Adding to this, Environmentalist and Attorney at Law, Jagath Gunawardana said, conserving frogs will lead to conserving of dragon flies, and other aquatic species and fauna.
At the same time, it is important to have a code of conduct to ensure that frog watching does not disturb the behaviour pattern of the frogs. Speaking on the subject, Gunawardana said, since frog watching is a relatively new area, it is crucial that a set of ethical standards be imposed at the initial stages, rather than bringing them in later.
“Frog watching can be conducted in hotels, home gardens and national parks. Therefore, it is important not to disturb the frogs and other animals if this is in a national park. Also, it is important not to step on frogs, since it is carried out at night. A red light should be used to observe the frogs,” he said. He added that a special set of standards are needed to carry out frog watching in national parks, since it is not allowed at the moment.
Also, according to section 31A of the Flora and Fauna Protection Ordinance, capturing, keeping or disturbing of amphibians are prohibited and only observing them in the natural habitat is allowed.
Ishanda Senevirathna recently launched a photographic guide on several frog species found in Nuwara Eliya, called ‘Peeping frogs of Nuwara Eliya’, possibly the first guide of this kind in the country. The guide contains basic anatomical, physiological and embryological details on frogs, including, frog families in Sri Lanka and the frog’s life cycle in detail.
It also contains suggestions for conservation methods of these species, mainly focusing on frog friendly gardening methods. Then the guide elaborates on frog watching and ethics to observe in the process, with guest experiences of the frog watching tour at Jetwing St Andrew’s. The guide concludes with pictorial descriptions of several species of frogs found in Nuwara Eliya, including montane hour glass tree frog, montane frog, half webbed pug snout frog, small eared shrub frog, Horton Plains shrub frog, Schmarda’s shrub frog, leaf nesting shrub frog and common house toad.

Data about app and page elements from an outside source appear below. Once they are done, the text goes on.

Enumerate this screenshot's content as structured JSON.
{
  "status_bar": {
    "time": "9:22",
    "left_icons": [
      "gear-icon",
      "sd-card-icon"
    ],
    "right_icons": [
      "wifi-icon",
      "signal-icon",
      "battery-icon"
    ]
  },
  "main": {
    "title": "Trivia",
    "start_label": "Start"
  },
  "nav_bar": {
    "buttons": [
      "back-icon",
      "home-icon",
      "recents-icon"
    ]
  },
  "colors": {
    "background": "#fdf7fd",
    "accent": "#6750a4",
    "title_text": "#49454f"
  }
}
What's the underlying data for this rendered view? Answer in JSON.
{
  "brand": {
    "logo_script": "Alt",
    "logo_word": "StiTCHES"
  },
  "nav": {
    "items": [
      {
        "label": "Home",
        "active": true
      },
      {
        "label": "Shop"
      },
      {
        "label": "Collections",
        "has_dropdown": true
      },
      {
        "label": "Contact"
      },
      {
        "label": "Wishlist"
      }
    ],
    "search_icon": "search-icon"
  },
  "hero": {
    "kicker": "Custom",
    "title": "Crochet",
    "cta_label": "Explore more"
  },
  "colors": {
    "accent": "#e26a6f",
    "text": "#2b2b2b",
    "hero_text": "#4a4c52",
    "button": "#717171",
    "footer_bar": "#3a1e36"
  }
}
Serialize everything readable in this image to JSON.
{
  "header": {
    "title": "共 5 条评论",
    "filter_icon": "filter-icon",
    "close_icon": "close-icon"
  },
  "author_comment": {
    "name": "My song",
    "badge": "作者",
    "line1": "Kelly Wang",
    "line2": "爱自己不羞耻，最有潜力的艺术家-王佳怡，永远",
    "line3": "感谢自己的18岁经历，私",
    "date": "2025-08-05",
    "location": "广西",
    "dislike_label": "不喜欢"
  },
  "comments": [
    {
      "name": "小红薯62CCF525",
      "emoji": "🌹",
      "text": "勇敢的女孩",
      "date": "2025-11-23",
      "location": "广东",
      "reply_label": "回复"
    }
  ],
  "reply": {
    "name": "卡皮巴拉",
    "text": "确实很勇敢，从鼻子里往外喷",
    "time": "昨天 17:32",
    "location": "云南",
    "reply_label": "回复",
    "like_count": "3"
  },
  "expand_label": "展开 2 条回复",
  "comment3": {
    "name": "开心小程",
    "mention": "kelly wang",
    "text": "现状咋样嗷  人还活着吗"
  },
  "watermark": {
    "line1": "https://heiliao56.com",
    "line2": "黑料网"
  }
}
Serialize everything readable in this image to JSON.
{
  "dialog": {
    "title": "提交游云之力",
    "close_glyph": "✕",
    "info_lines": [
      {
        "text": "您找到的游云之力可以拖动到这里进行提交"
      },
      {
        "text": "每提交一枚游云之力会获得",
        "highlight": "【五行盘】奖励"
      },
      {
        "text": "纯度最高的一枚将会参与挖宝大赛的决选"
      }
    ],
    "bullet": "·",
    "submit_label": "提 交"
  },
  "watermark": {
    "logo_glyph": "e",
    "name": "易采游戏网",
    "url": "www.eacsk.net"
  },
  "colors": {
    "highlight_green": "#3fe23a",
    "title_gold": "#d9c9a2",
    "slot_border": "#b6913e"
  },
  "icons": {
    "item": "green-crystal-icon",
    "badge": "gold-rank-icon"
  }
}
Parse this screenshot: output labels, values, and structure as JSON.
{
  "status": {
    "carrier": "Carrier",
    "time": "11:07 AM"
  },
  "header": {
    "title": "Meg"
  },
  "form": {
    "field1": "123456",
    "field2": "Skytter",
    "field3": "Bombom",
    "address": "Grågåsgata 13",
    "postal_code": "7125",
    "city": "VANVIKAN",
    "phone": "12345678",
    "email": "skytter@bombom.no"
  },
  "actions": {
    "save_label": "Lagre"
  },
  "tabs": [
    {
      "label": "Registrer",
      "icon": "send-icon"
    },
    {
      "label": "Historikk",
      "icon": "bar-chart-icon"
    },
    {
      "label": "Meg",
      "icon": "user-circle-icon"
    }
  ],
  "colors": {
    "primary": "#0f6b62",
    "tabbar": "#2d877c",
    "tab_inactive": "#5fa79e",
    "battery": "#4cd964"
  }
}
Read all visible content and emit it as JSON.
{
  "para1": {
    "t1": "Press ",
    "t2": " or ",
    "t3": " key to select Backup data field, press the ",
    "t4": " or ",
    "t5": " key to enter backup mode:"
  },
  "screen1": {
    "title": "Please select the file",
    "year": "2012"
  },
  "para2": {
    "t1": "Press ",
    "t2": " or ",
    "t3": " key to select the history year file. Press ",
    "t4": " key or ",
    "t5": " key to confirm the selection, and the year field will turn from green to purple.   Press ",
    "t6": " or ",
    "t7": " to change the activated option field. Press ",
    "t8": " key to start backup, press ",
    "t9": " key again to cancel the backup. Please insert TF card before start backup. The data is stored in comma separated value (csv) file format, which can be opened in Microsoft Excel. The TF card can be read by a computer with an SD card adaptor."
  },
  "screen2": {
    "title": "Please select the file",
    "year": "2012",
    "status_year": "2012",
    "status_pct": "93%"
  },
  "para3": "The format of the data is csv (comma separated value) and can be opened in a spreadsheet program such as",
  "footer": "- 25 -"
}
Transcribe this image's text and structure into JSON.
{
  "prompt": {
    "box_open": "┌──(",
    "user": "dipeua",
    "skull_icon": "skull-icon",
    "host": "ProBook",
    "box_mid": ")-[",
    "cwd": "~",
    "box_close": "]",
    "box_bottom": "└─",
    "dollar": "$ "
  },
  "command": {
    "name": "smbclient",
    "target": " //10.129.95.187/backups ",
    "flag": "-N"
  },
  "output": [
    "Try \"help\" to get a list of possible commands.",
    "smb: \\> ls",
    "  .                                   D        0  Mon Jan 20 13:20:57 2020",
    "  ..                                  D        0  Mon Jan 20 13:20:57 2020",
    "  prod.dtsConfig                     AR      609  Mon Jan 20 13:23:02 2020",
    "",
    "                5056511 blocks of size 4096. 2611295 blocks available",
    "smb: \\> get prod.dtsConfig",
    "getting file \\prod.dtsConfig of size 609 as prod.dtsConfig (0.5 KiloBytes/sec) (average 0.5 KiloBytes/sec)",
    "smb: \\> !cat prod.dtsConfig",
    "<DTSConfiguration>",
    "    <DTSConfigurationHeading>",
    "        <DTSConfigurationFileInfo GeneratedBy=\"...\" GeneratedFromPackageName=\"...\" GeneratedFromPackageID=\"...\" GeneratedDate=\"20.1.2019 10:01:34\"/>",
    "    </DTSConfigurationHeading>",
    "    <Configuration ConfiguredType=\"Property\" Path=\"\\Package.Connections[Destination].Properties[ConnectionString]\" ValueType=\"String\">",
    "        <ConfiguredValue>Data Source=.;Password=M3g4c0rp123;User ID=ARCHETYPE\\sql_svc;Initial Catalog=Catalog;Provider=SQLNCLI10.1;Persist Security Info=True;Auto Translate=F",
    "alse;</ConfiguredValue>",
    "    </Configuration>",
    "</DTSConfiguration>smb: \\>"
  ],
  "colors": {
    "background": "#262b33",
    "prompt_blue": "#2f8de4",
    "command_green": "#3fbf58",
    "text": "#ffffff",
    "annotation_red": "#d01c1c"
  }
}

The simple style followed in the guide would convert even laymen into a frog enthusiast.
Pix: Ishanda Senevirathna